(EXTRACTED RECORDS begins)

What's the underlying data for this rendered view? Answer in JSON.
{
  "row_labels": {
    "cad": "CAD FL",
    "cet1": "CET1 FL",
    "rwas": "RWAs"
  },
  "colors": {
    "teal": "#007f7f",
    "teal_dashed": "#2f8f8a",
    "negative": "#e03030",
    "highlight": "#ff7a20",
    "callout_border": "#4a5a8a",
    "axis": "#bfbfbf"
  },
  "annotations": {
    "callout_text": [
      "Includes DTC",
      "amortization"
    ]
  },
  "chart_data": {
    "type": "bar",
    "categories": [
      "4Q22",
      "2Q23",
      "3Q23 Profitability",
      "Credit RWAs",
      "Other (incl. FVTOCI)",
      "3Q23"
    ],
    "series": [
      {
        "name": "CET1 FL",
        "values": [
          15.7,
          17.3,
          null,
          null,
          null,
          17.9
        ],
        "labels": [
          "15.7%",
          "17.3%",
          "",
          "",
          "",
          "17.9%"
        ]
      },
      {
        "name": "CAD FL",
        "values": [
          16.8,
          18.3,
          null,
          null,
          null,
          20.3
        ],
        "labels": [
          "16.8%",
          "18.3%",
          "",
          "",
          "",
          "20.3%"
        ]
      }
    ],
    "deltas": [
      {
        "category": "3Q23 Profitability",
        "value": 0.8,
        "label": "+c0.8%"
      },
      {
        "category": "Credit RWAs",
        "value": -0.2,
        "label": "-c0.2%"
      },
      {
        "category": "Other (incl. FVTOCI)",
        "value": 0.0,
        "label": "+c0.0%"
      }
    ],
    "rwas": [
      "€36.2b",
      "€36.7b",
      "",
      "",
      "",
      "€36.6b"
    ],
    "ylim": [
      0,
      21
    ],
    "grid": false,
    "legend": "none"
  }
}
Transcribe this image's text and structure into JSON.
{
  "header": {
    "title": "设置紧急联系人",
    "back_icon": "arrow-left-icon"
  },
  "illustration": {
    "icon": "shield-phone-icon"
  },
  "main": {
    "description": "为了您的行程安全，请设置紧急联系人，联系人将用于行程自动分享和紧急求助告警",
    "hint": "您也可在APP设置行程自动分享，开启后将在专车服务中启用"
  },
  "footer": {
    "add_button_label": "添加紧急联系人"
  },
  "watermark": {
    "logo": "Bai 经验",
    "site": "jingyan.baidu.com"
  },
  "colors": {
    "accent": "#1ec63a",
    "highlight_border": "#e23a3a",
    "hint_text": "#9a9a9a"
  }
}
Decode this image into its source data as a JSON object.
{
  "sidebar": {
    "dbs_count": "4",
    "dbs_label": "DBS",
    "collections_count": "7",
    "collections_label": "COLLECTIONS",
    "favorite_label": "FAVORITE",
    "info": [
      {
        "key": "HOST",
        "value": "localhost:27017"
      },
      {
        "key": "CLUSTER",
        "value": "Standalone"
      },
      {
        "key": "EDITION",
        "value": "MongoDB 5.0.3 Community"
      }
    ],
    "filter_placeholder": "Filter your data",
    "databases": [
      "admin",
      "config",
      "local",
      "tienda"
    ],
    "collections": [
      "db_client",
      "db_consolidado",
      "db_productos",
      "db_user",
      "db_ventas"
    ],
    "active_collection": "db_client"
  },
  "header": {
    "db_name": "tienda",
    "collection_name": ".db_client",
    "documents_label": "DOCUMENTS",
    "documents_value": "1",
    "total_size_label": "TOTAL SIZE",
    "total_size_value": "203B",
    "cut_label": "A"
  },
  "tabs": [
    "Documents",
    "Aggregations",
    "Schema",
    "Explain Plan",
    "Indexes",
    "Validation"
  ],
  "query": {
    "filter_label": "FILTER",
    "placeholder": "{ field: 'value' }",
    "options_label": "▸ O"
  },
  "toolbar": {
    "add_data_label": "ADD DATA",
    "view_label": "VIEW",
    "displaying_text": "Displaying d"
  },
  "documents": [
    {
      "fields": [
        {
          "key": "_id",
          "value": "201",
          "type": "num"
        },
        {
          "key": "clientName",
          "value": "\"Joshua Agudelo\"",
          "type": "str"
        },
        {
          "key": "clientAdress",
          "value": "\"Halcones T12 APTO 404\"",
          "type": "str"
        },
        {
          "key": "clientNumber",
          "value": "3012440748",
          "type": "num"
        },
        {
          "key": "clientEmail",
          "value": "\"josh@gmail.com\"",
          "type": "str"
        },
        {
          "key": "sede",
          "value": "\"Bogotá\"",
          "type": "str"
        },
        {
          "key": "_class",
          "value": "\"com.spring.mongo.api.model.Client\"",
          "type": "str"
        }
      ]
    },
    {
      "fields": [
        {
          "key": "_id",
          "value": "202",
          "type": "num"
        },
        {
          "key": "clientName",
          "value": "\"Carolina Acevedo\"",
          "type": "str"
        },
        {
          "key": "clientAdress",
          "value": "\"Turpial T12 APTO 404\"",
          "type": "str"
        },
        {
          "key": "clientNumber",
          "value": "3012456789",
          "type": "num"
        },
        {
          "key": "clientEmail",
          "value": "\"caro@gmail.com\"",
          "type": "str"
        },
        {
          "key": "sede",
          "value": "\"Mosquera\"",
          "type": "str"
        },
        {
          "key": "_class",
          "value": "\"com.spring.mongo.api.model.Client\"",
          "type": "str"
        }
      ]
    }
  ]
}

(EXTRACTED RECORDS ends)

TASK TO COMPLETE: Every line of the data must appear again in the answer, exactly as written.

FINAL ANSWER:
What's the underlying data for this rendered view? Answer in JSON.
{
  "row_labels": {
    "cad": "CAD FL",
    "cet1": "CET1 FL",
    "rwas": "RWAs"
  },
  "colors": {
    "teal": "#007f7f",
    "teal_dashed": "#2f8f8a",
    "negative": "#e03030",
    "highlight": "#ff7a20",
    "callout_border": "#4a5a8a",
    "axis": "#bfbfbf"
  },
  "annotations": {
    "callout_text": [
      "Includes DTC",
      "amortization"
    ]
  },
  "chart_data": {
    "type": "bar",
    "categories": [
      "4Q22",
      "2Q23",
      "3Q23 Profitability",
      "Credit RWAs",
      "Other (incl. FVTOCI)",
      "3Q23"
    ],
    "series": [
      {
        "name": "CET1 FL",
        "values": [
          15.7,
          17.3,
          null,
          null,
          null,
          17.9
        ],
        "labels": [
          "15.7%",
          "17.3%",
          "",
          "",
          "",
          "17.9%"
        ]
      },
      {
        "name": "CAD FL",
        "values": [
          16.8,
          18.3,
          null,
          null,
          null,
          20.3
        ],
        "labels": [
          "16.8%",
          "18.3%",
          "",
          "",
          "",
          "20.3%"
        ]
      }
    ],
    "deltas": [
      {
        "category": "3Q23 Profitability",
        "value": 0.8,
        "label": "+c0.8%"
      },
      {
        "category": "Credit RWAs",
        "value": -0.2,
        "label": "-c0.2%"
      },
      {
        "category": "Other (incl. FVTOCI)",
        "value": 0.0,
        "label": "+c0.0%"
      }
    ],
    "rwas": [
      "€36.2b",
      "€36.7b",
      "",
      "",
      "",
      "€36.6b"
    ],
    "ylim": [
      0,
      21
    ],
    "grid": false,
    "legend": "none"
  }
}
Transcribe this image's text and structure into JSON.
{
  "header": {
    "title": "设置紧急联系人",
    "back_icon": "arrow-left-icon"
  },
  "illustration": {
    "icon": "shield-phone-icon"
  },
  "main": {
    "description": "为了您的行程安全，请设置紧急联系人，联系人将用于行程自动分享和紧急求助告警",
    "hint": "您也可在APP设置行程自动分享，开启后将在专车服务中启用"
  },
  "footer": {
    "add_button_label": "添加紧急联系人"
  },
  "watermark": {
    "logo": "Bai 经验",
    "site": "jingyan.baidu.com"
  },
  "colors": {
    "accent": "#1ec63a",
    "highlight_border": "#e23a3a",
    "hint_text": "#9a9a9a"
  }
}
Decode this image into its source data as a JSON object.
{
  "sidebar": {
    "dbs_count": "4",
    "dbs_label": "DBS",
    "collections_count": "7",
    "collections_label": "COLLECTIONS",
    "favorite_label": "FAVORITE",
    "info": [
      {
        "key": "HOST",
        "value": "localhost:27017"
      },
      {
        "key": "CLUSTER",
        "value": "Standalone"
      },
      {
        "key": "EDITION",
        "value": "MongoDB 5.0.3 Community"
      }
    ],
    "filter_placeholder": "Filter your data",
    "databases": [
      "admin",
      "config",
      "local",
      "tienda"
    ],
    "collections": [
      "db_client",
      "db_consolidado",
      "db_productos",
      "db_user",
      "db_ventas"
    ],
    "active_collection": "db_client"
  },
  "header": {
    "db_name": "tienda",
    "collection_name": ".db_client",
    "documents_label": "DOCUMENTS",
    "documents_value": "1",
    "total_size_label": "TOTAL SIZE",
    "total_size_value": "203B",
    "cut_label": "A"
  },
  "tabs": [
    "Documents",
    "Aggregations",
    "Schema",
    "Explain Plan",
    "Indexes",
    "Validation"
  ],
  "query": {
    "filter_label": "FILTER",
    "placeholder": "{ field: 'value' }",
    "options_label": "▸ O"
  },
  "toolbar": {
    "add_data_label": "ADD DATA",
    "view_label": "VIEW",
    "displaying_text": "Displaying d"
  },
  "documents": [
    {
      "fields": [
        {
          "key": "_id",
          "value": "201",
          "type": "num"
        },
        {
          "key": "clientName",
          "value": "\"Joshua Agudelo\"",
          "type": "str"
        },
        {
          "key": "clientAdress",
          "value": "\"Halcones T12 APTO 404\"",
          "type": "str"
        },
        {
          "key": "clientNumber",
          "value": "3012440748",
          "type": "num"
        },
        {
          "key": "clientEmail",
          "value": "\"josh@gmail.com\"",
          "type": "str"
        },
        {
          "key": "sede",
          "value": "\"Bogotá\"",
          "type": "str"
        },
        {
          "key": "_class",
          "value": "\"com.spring.mongo.api.model.Client\"",
          "type": "str"
        }
      ]
    },
    {
      "fields": [
        {
          "key": "_id",
          "value": "202",
          "type": "num"
        },
        {
          "key": "clientName",
          "value": "\"Carolina Acevedo\"",
          "type": "str"
        },
        {
          "key": "clientAdress",
          "value": "\"Turpial T12 APTO 404\"",
          "type": "str"
        },
        {
          "key": "clientNumber",
          "value": "3012456789",
          "type": "num"
        },
        {
          "key": "clientEmail",
          "value": "\"caro@gmail.com\"",
          "type": "str"
        },
        {
          "key": "sede",
          "value": "\"Mosquera\"",
          "type": "str"
        },
        {
          "key": "_class",
          "value": "\"com.spring.mongo.api.model.Client\"",
          "type": "str"
        }
      ]
    }
  ]
}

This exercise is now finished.